This past weekend I went to the Eat Real Festival in Oakland. It was a showcase of all things food. There was a place to check your canvas bags in case you wanted to check out music and not be holding your recently purchased jars of local cinnamon plum jam or sauerkraut. There were hundreds of vendors and food trucks selling everything from local sustainably harvested oysters to gluten free cupcakes. Beer sold in mason jars, grass fed and pickled everything. Top Chef alums doing demonstrations of DIY sausage, sourdough demos, and of course the brightest and best small batch coffee and popsicle vendors. Apricot curry popsicle anyone? Thousands and thousands of people patiently waited in long, long lines to get the city's most local food offerings. No plate of food was over $5 either. The affordability keep a great momentum going to sample lots of different foods. I kept thinking that food is what might bring this country together in our diversity of politics, social policy and religion. We all have to eat, right? It was quite a sight. I felt completely at home.
So, I came home from my food filled weekend to cooler temperatures and crisp air. Gingerbread kept coming to mind. Salted caramel kept coming to mind as well. That was a leftover thought of the weekend, because at the festival, the only thing missing for me was Bi-Rite Creamery and their salted caramel ice cream. I would climb a mountain for that ice cream. So, salted caramel it was. On gingerbread. I changed a basic gingerbread recipe around and added olive oil instead of butter. Molasses is dense and strong. I wondered if the grassy flavor of extra virgin olive oil and the addition of cardamom would make it more mysterious. I opted for buttermilk to keep the cake lively, springy and moist. Really, the cake only took about 10 minutes to put together. The caramel took a little over ten minutes and the butter cream another 10. Then, I stood in my kitchen and started forking out pieces of cake, slathering on the caramel buttercream, because I absolutely could not wait until everything was room temperature or say, on a plate. I managed to eat three pieces standing in my kitchen and I realized this cake was not safe in my house. Or really, I was not safe in my house with this cake in it! I proceeded to gift out the rest of the pieces to friends doorsteps to celebrate the arrival of fall.

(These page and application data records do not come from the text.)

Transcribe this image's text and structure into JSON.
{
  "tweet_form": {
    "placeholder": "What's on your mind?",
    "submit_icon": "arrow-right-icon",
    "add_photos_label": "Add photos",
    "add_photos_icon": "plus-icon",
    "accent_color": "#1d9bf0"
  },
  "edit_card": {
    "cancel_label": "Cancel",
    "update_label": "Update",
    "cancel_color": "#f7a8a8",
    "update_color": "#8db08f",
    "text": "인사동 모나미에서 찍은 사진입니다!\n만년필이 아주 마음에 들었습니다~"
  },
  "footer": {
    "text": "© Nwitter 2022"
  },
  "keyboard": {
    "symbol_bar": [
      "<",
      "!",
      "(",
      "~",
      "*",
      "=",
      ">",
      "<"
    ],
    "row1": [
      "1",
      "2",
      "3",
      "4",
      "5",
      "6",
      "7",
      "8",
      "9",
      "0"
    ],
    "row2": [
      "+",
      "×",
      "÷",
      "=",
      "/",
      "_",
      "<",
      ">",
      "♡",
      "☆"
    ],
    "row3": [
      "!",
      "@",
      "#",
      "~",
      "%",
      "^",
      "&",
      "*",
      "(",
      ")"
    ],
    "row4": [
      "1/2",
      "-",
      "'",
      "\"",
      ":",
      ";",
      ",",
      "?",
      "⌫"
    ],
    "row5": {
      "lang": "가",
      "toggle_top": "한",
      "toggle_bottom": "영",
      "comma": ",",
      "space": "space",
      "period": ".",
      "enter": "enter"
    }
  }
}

This cake is as easy as making cornbread. Heavy on molasses, rich on flavor, but light and moist. Powdered cardamom might not be in your spice pantry, but is easy to find. It makes the gingerbread cake a bit more exotic. It is also lovely for making your own chai at home this winter. Or putting in shortbread cookies or in rice pudding. I purposely made a small cake here because gingerbread burnout happens quick. A little goes a long way. Plus, I wanted to make sure there was enough frosting to cover the whole cake.
Olive Oil Gingerbread Cake
1 1/4 cup all purpose flour
1/2 cup sugar
1/2 teaspoon baking soda
1 tsp. baking powder
1/2 tsp. salt
1 tsp. cinnamon
1/2 tsp. powdered cardamon
1/2 tsp. powdered ginger
1/2 cup molasses
1/3 cup extra virgin olive oil
1/2 cup buttermilk
In a bowl, add flour, spices, salt and baking powder. Stir with fork.
In another bowl, whisk egg with fork and add sugar. Add olive oil and molasses and lightly whisk with fork. Add to dry ingredients.
In a cup, mix buttermilk and baking soda. Add to rest of the ingredients. Pour into a buttered dish. This will make 6 cupcakes or a 9x9 pan. I used a slightly larger pan than 9x9 (an oval casserole dish) so that the cake would be thinner for more frosting.!
Bake at 350 degrees for about 30-40 minutes depending on thickness. Use a toothpick coming out clean to test for doneness.
Salted Caramel Buttercream Frosting
(makes about 2 cups)
1 1/2 sticks butter room temperature
1/4 cup sugar
1/4 cup sugar
2 tbls. water
1/4 cup heavy cream1 tsp. vanilla extract
1 cup powdered sugar
1 tsp. salt
in saucepan, add sugar. Pour water on top of sugar. In a separate bowl mix vanilla extract and cream. Heat on med-high heat without stirring until mixture starts to turn a dark amber color. Remove from heat. Remove from heat and slowly add cream mixture with wooden spoon into hot sugar. Stir constantly until fully incorporated. Set aside to completely cool (about 25 min)
With an electric beater or stand mixer with paddle attachment, whip room temperature butter and salt until light and fluffy (2-3 min). Add powdered sugar and beat a minute more. Add room temperature caramel and beat another 2 minutes. Let cool in fridge for about 20 min. before using.